TASK DESCRIPTION - Check each line of the entries below for the word "true", and copy out the ones that have it.

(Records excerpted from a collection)

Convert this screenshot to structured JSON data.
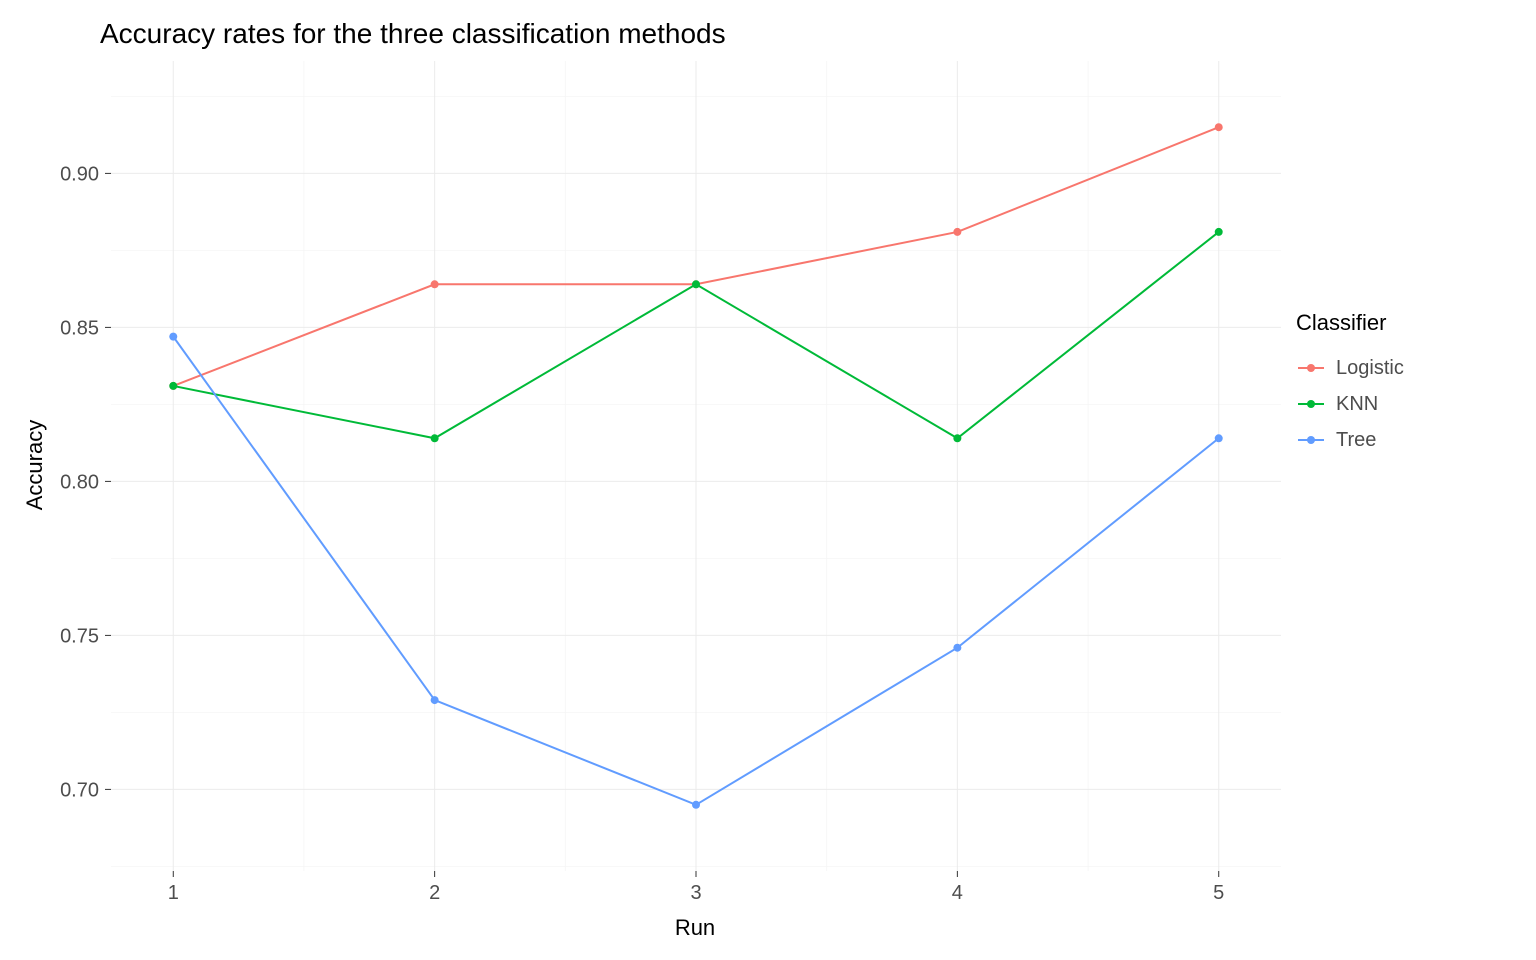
{
  "chart_data": {
    "type": "line",
    "title": "Accuracy rates for the three classification methods",
    "xlabel": "Run",
    "ylabel": "Accuracy",
    "x": [
      1,
      2,
      3,
      4,
      5
    ],
    "x_ticks": [
      "1",
      "2",
      "3",
      "4",
      "5"
    ],
    "y_ticks": [
      "0.70",
      "0.75",
      "0.80",
      "0.85",
      "0.90"
    ],
    "ylim": [
      0.68,
      0.93
    ],
    "series": [
      {
        "name": "Logistic",
        "color": "#F8766D",
        "values": [
          0.831,
          0.864,
          0.864,
          0.881,
          0.915
        ]
      },
      {
        "name": "KNN",
        "color": "#00BA38",
        "values": [
          0.831,
          0.814,
          0.864,
          0.814,
          0.881
        ]
      },
      {
        "name": "Tree",
        "color": "#619CFF",
        "values": [
          0.847,
          0.729,
          0.695,
          0.746,
          0.814
        ]
      }
    ],
    "legend_title": "Classifier"
  }
}
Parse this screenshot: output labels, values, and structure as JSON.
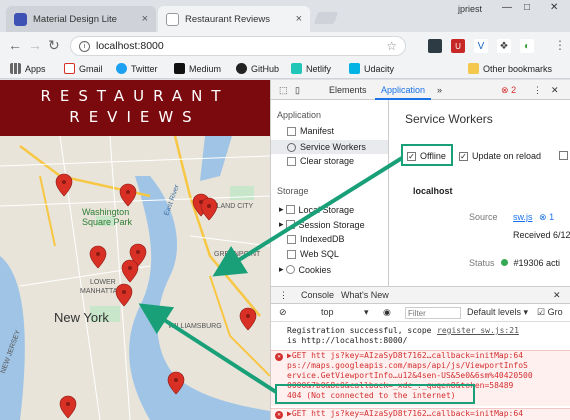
{
  "browser": {
    "tabs": [
      {
        "title": "Material Design Lite",
        "close": "×"
      },
      {
        "title": "Restaurant Reviews",
        "close": "×"
      }
    ],
    "profile": "jpriest",
    "window_controls": [
      "—",
      "□",
      "✕"
    ],
    "url": "localhost:8000",
    "bookmarks": [
      "Apps",
      "Gmail",
      "Twitter",
      "Medium",
      "GitHub",
      "Netlify",
      "Udacity",
      "Other bookmarks"
    ]
  },
  "page": {
    "title_line1": "RESTAURANT",
    "title_line2": "REVIEWS",
    "map_labels": {
      "washington": "Washington",
      "square_park": "Square Park",
      "lower": "LOWER",
      "manhattan": "MANHATTAN",
      "new_york": "New York",
      "island_city": "ISLAND CITY",
      "greenpoint": "GREENPOINT",
      "williamsburg": "WILLIAMSBURG",
      "new_jersey": "NEW JERSEY",
      "east_river": "East River"
    }
  },
  "devtools": {
    "tabs": [
      "Elements",
      "Application"
    ],
    "error_count": "2",
    "sidebar": {
      "application_header": "Application",
      "application_items": [
        "Manifest",
        "Service Workers",
        "Clear storage"
      ],
      "storage_header": "Storage",
      "storage_items": [
        "Local Storage",
        "Session Storage",
        "IndexedDB",
        "Web SQL",
        "Cookies"
      ]
    },
    "service_workers": {
      "title": "Service Workers",
      "offline_label": "Offline",
      "update_on_reload_label": "Update on reload",
      "origin": "localhost",
      "source_label": "Source",
      "source_value": "sw.js",
      "source_suffix": "1",
      "received_value": "Received 6/12,",
      "status_label": "Status",
      "status_value": "#19306 acti"
    },
    "console": {
      "tabs": [
        "Console",
        "What's New"
      ],
      "context": "top",
      "filter_placeholder": "Filter",
      "levels": "Default levels",
      "groups": "Gro",
      "messages": [
        {
          "type": "log",
          "text": "Registration successful, scope",
          "link": "register_sw.js:21",
          "text2": "is http://localhost:8000/"
        },
        {
          "type": "error",
          "lines": [
            "▶GET htt js?key=AIzaSyD8t7162…callback=initMap:64",
            "ps://maps.googleapis.com/maps/api/js/ViewportInfoS",
            "ervice.GetViewportInfo…u12&4sen-US&5e0&6sm%40420500",
            "0000&7b0&8e0&callback=_xdc_._quqen8&token=58489",
            "404 (Not connected to the internet)"
          ]
        },
        {
          "type": "error",
          "lines": [
            "▶GET htt js?key=AIzaSyD8t7162…callback=initMap:64"
          ]
        }
      ]
    }
  },
  "colors": {
    "header_red": "#7a0a0e",
    "highlight_green": "#19a078",
    "accent_blue": "#1a73e8",
    "error_red": "#d32f2f",
    "pin_red": "#d93025"
  }
}
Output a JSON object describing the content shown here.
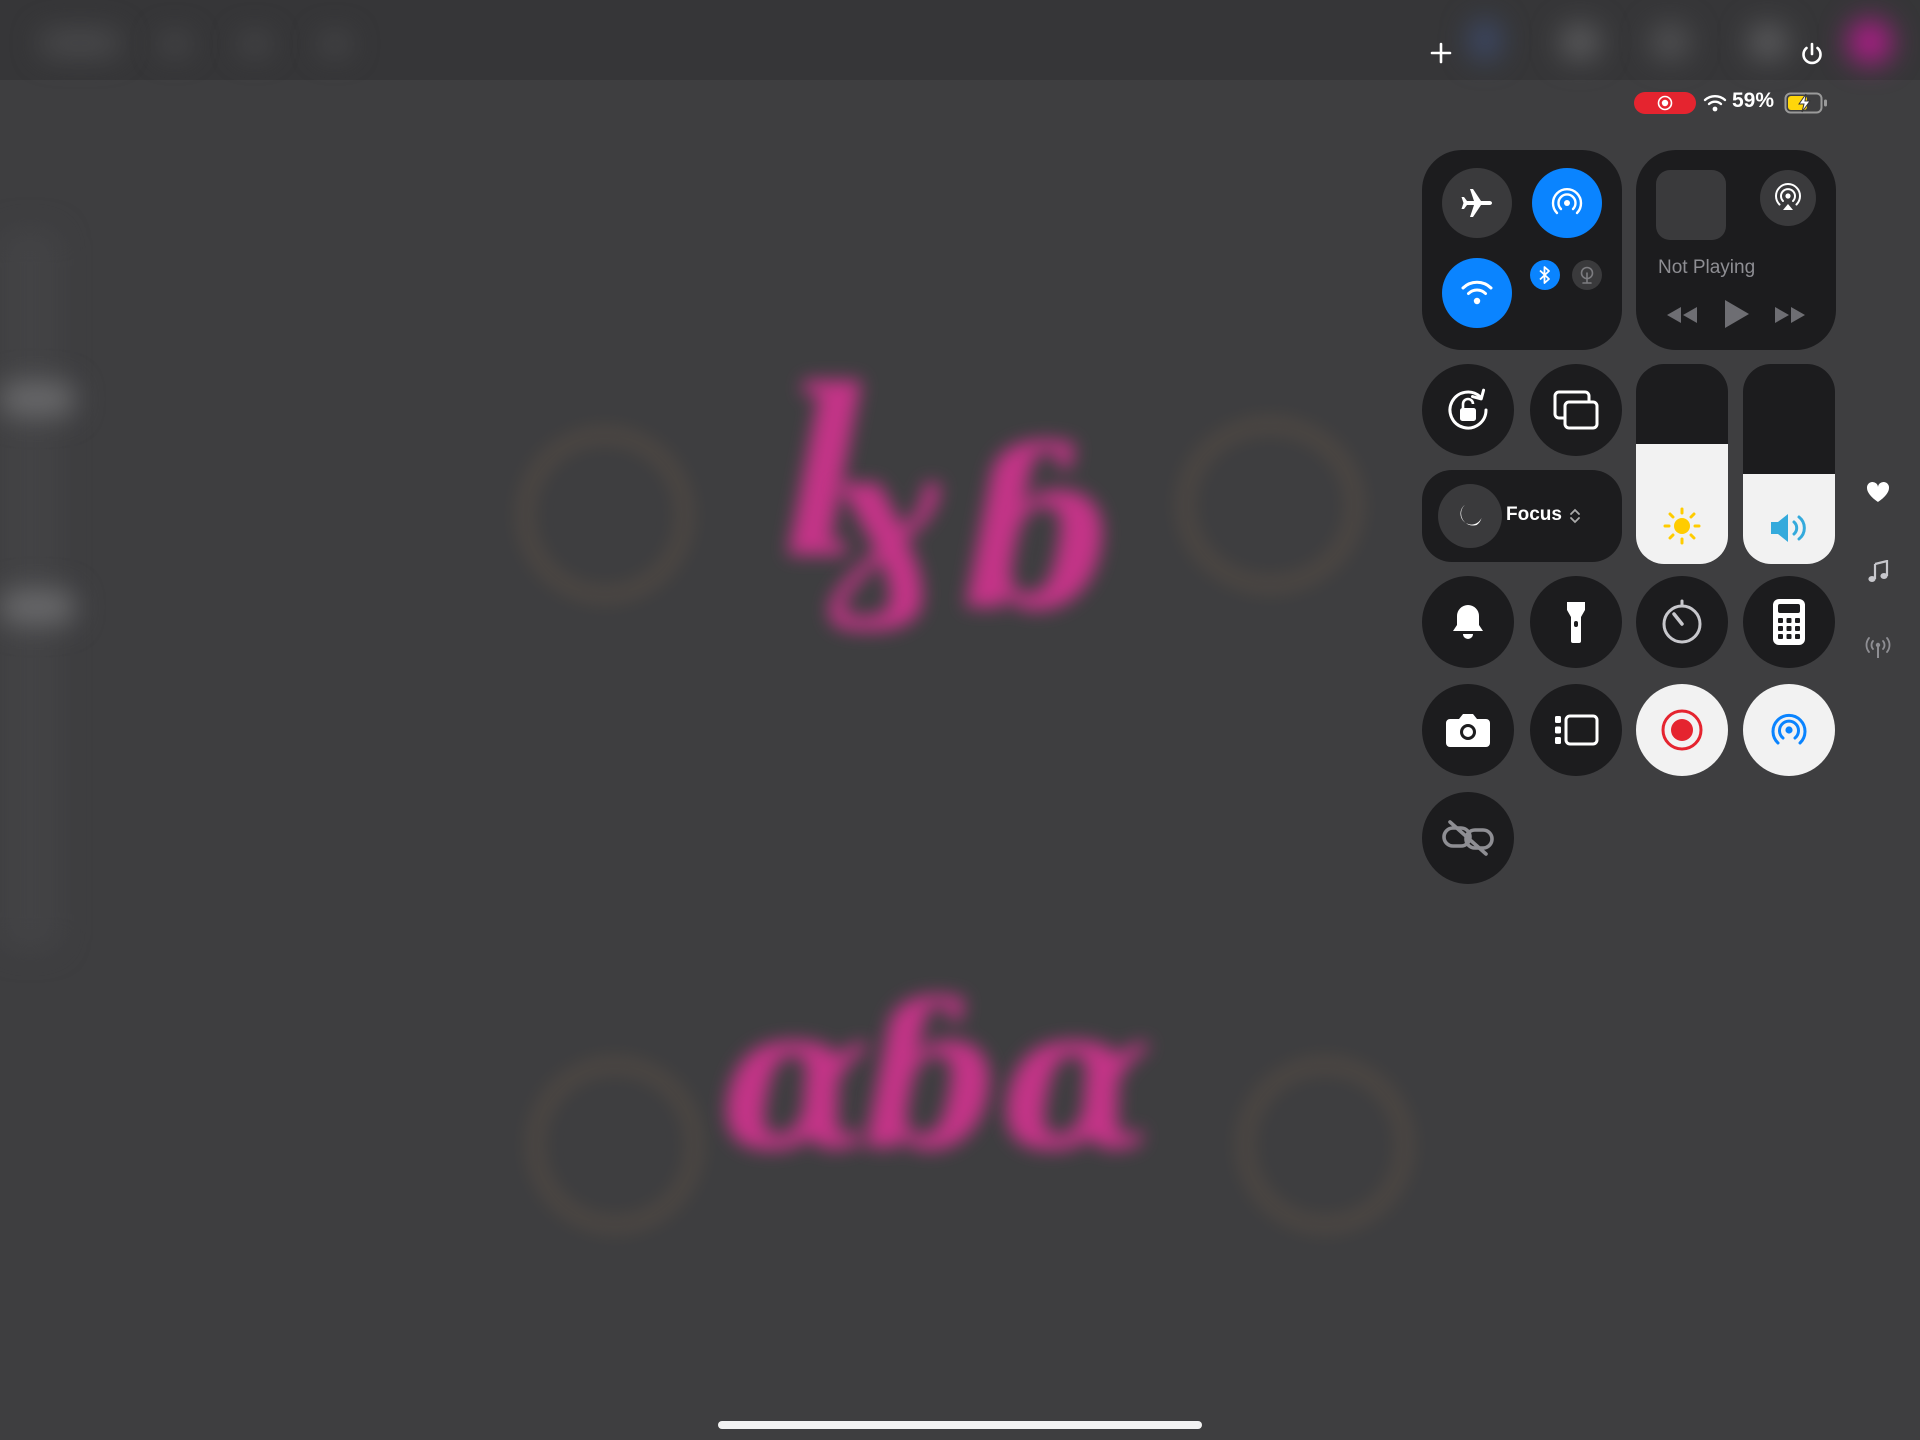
{
  "status_bar": {
    "battery_percent": "59%",
    "recording": true,
    "add_icon": "plus-icon",
    "power_icon": "power-icon"
  },
  "control_center": {
    "connectivity": {
      "airplane_mode": false,
      "airdrop": true,
      "wifi": true,
      "bluetooth": true,
      "cellular": false
    },
    "now_playing": {
      "status": "Not Playing"
    },
    "focus": {
      "label": "Focus"
    },
    "brightness_level": 0.6,
    "volume_level": 0.45,
    "controls": [
      "screen-lock-rotation-icon",
      "screen-mirroring-icon",
      "bell-icon",
      "flashlight-icon",
      "timer-icon",
      "calculator-icon",
      "camera-icon",
      "stage-manager-icon",
      "screen-record-icon",
      "hearing-icon",
      "link-icon"
    ]
  },
  "side_icons": [
    "heart-icon",
    "music-note-icon",
    "antenna-icon"
  ],
  "colors": {
    "accent_blue": "#0a84ff",
    "record_red": "#e5242f",
    "tile_bg": "#1c1c1e",
    "art_pink": "#d2338f"
  }
}
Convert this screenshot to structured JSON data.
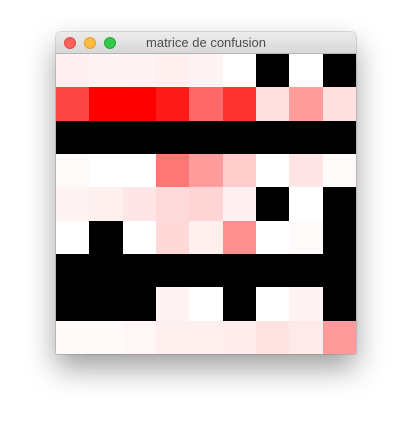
{
  "window": {
    "title": "matrice de confusion"
  },
  "chart_data": {
    "type": "heatmap",
    "title": "",
    "rows": 9,
    "cols": 9,
    "colors": [
      [
        "#fff1f1",
        "#fff4f4",
        "#fff3f3",
        "#ffefef",
        "#fff4f4",
        "#ffffff",
        "#000000",
        "#ffffff",
        "#000000"
      ],
      [
        "#ff4646",
        "#ff0000",
        "#ff0000",
        "#ff1a1a",
        "#ff6868",
        "#ff3232",
        "#ffe0e0",
        "#ff9c9c",
        "#ffe0e0"
      ],
      [
        "#000000",
        "#000000",
        "#000000",
        "#000000",
        "#000000",
        "#000000",
        "#000000",
        "#000000",
        "#000000"
      ],
      [
        "#fffafa",
        "#ffffff",
        "#ffffff",
        "#ff7676",
        "#ff9c9c",
        "#ffcbcb",
        "#ffffff",
        "#ffe5e5",
        "#fffafa"
      ],
      [
        "#fff3f3",
        "#fff0f0",
        "#ffe5e5",
        "#ffdada",
        "#ffd4d4",
        "#fff1f1",
        "#000000",
        "#ffffff",
        "#000000"
      ],
      [
        "#ffffff",
        "#000000",
        "#ffffff",
        "#ffd8d8",
        "#fff0f0",
        "#ff8e8e",
        "#ffffff",
        "#fffafa",
        "#000000"
      ],
      [
        "#000000",
        "#000000",
        "#000000",
        "#000000",
        "#000000",
        "#000000",
        "#000000",
        "#000000",
        "#000000"
      ],
      [
        "#000000",
        "#000000",
        "#000000",
        "#fff4f4",
        "#ffffff",
        "#000000",
        "#ffffff",
        "#fff3f3",
        "#000000"
      ],
      [
        "#fff9f9",
        "#fff9f9",
        "#fff7f7",
        "#fff0f0",
        "#fff0f0",
        "#ffeded",
        "#ffe3e3",
        "#ffeaea",
        "#ff9a9a"
      ]
    ]
  }
}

RESPONSE TO THE EXERCISE -
    "recording": true,
      "airdrop": true,
      "wifi": true,
      "bluetooth": true,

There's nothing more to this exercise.